these comh! with wease, with
They look after it but a little by the bye; they do not make it the business of their lives. If I were not sick myself of the same disease, with what tears should I mix this ink! with what groaus should I express these complaints! and with what heart-grief should I mourn over this universal deadness!
§ 6. Do magistrates among us seriously perform their work ? are they zealous for God ? do they build up his house? are they tender of his honour? do they second the word? and fly in the face of sio and sinners, as the disturbers of our peace, and the only cause of all our miseries? Do they improve all their power, wealth, and honour, and all their influence, for the greatest advantage to the kingdom of Christ, as men that must shortly give an account of their stewardship?

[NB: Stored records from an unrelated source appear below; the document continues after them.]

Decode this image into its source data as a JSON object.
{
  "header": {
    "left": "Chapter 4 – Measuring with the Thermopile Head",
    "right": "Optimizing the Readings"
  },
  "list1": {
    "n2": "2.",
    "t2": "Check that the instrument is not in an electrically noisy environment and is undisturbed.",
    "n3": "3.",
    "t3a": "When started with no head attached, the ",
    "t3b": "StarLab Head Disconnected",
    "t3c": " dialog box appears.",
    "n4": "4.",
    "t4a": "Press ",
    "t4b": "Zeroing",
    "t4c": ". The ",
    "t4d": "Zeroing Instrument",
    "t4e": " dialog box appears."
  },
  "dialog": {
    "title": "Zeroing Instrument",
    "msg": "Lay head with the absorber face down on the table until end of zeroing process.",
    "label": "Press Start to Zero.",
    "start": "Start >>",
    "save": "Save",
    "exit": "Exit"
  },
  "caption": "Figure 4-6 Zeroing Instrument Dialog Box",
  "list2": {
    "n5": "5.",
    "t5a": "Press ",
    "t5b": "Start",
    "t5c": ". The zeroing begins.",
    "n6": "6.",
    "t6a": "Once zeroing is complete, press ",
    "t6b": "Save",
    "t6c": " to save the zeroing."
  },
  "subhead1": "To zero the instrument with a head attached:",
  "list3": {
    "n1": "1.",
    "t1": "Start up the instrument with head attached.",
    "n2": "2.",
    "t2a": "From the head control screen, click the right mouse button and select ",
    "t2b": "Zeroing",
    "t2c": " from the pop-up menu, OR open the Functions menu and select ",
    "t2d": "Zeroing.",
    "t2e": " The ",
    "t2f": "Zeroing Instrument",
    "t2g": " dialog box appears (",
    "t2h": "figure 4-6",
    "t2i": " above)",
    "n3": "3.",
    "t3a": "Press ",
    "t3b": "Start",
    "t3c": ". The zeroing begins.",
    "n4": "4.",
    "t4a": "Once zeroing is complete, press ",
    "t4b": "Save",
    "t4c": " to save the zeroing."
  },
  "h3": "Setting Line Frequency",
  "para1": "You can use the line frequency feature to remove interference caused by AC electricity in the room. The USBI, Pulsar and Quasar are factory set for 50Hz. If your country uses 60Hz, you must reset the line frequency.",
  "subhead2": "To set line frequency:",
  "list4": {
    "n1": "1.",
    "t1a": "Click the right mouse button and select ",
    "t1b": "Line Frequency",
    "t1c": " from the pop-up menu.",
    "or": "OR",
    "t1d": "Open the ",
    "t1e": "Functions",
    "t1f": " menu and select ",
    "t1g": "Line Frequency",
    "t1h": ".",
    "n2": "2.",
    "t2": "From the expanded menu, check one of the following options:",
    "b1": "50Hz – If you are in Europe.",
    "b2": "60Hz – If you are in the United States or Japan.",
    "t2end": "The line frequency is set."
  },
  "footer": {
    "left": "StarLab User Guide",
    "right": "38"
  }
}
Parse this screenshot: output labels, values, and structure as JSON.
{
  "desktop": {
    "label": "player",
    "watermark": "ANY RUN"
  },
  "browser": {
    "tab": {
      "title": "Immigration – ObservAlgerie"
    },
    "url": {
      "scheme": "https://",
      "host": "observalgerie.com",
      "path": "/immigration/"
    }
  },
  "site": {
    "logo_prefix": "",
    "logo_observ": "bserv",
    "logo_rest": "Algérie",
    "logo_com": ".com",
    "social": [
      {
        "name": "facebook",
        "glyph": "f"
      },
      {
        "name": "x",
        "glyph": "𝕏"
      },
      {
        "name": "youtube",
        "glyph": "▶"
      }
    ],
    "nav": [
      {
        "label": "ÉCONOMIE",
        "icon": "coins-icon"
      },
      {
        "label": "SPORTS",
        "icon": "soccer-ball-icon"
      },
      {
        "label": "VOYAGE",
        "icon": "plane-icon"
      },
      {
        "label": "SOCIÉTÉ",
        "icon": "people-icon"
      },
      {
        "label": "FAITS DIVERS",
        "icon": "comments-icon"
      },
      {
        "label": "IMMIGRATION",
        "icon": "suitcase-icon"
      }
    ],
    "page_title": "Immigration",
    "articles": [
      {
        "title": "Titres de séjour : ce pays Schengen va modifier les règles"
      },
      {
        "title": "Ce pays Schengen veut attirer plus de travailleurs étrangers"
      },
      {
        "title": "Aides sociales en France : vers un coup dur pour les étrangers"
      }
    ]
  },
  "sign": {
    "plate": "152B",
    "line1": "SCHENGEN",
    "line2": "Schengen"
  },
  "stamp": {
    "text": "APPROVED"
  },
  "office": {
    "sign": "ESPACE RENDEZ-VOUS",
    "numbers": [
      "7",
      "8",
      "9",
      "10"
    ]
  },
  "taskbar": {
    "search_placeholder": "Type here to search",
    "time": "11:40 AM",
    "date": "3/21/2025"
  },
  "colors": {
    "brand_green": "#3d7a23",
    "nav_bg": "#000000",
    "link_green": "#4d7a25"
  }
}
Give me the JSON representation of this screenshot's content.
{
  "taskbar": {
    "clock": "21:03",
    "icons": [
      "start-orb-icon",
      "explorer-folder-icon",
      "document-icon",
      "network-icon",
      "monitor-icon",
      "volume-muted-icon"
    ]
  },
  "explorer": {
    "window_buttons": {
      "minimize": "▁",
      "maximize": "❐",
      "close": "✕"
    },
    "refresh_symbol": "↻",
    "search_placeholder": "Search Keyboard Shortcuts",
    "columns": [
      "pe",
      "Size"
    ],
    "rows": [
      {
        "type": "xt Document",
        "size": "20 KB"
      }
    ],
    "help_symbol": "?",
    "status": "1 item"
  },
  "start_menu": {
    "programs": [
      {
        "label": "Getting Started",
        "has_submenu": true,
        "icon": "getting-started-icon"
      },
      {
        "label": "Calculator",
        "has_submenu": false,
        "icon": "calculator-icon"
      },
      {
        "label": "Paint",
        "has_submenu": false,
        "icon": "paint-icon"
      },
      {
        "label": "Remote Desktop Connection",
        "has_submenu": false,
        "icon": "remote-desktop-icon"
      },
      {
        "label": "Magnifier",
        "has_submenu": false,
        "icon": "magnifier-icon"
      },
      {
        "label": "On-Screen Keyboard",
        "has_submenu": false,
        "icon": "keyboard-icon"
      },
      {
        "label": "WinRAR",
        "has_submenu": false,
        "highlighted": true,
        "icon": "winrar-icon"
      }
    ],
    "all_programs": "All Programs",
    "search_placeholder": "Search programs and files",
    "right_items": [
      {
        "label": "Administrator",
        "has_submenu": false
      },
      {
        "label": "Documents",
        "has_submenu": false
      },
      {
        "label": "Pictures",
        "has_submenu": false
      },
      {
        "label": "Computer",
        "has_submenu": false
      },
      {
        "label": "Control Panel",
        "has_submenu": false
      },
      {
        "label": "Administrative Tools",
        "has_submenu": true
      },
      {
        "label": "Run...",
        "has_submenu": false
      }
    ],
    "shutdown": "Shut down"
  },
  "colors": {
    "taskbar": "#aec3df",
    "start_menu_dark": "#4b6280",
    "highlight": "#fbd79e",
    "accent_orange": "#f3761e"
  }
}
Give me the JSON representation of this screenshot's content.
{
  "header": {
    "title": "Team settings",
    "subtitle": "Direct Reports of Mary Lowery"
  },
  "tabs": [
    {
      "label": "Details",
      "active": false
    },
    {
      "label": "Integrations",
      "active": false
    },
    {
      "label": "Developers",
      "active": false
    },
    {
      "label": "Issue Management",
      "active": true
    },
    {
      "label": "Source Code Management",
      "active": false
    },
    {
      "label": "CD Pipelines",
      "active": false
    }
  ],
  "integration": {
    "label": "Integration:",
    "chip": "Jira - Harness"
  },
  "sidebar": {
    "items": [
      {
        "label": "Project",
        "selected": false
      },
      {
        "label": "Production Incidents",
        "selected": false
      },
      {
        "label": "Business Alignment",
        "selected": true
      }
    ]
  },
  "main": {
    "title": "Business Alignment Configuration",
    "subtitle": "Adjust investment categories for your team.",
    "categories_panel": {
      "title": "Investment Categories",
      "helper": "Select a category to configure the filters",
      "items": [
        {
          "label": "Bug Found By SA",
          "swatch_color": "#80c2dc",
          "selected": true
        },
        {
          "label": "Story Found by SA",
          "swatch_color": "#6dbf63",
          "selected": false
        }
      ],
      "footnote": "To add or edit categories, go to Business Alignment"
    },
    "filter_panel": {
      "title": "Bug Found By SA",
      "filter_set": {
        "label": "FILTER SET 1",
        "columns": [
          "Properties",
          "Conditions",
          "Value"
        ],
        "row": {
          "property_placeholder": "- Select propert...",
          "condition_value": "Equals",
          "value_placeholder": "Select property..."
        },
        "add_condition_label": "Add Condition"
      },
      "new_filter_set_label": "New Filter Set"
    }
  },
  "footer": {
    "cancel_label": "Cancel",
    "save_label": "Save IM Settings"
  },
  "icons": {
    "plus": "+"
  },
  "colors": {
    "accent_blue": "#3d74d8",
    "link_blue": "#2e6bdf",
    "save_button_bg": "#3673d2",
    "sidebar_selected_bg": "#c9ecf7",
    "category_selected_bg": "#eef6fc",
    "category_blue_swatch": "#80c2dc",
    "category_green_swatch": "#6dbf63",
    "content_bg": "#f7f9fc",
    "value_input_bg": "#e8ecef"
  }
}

$ 7. How thin are those ministers that are serious in their work! nay, how mightily do the very best fail in this! Do we cry out of men's disobedience to the gospel in the demonstration of the Spirit, and deal with sin as the destroying fire in our towns, and by force pull men out of it? Do we persuade people, as those should that know the terrors of the Lord? Do we press Christ, and regeneration, and faith, and holiness, believing that, without these, men can never have life? Do our bowels yearn over the ignorant, careless, and obstinate multitude? When we look them in the face, do our hearts melt over them, lest we should never see their faces in rest? Do we, as Paul, tell them, weeping, of their fleshly and earthly disposition ? and teach them publicly, and from house to house, at all seasons and with many tears ? and do we entreat them, as for their soul's salvation? Or rather, do we not study to gain the approbation of critical hearers; as if a minister's business were of no more weight but to tell a sinooth tale for an hour, and look no more after the people to the next sermon? Does not carnal prudence control our fervour, and make our discourses lifeless, on subjects the most piercing?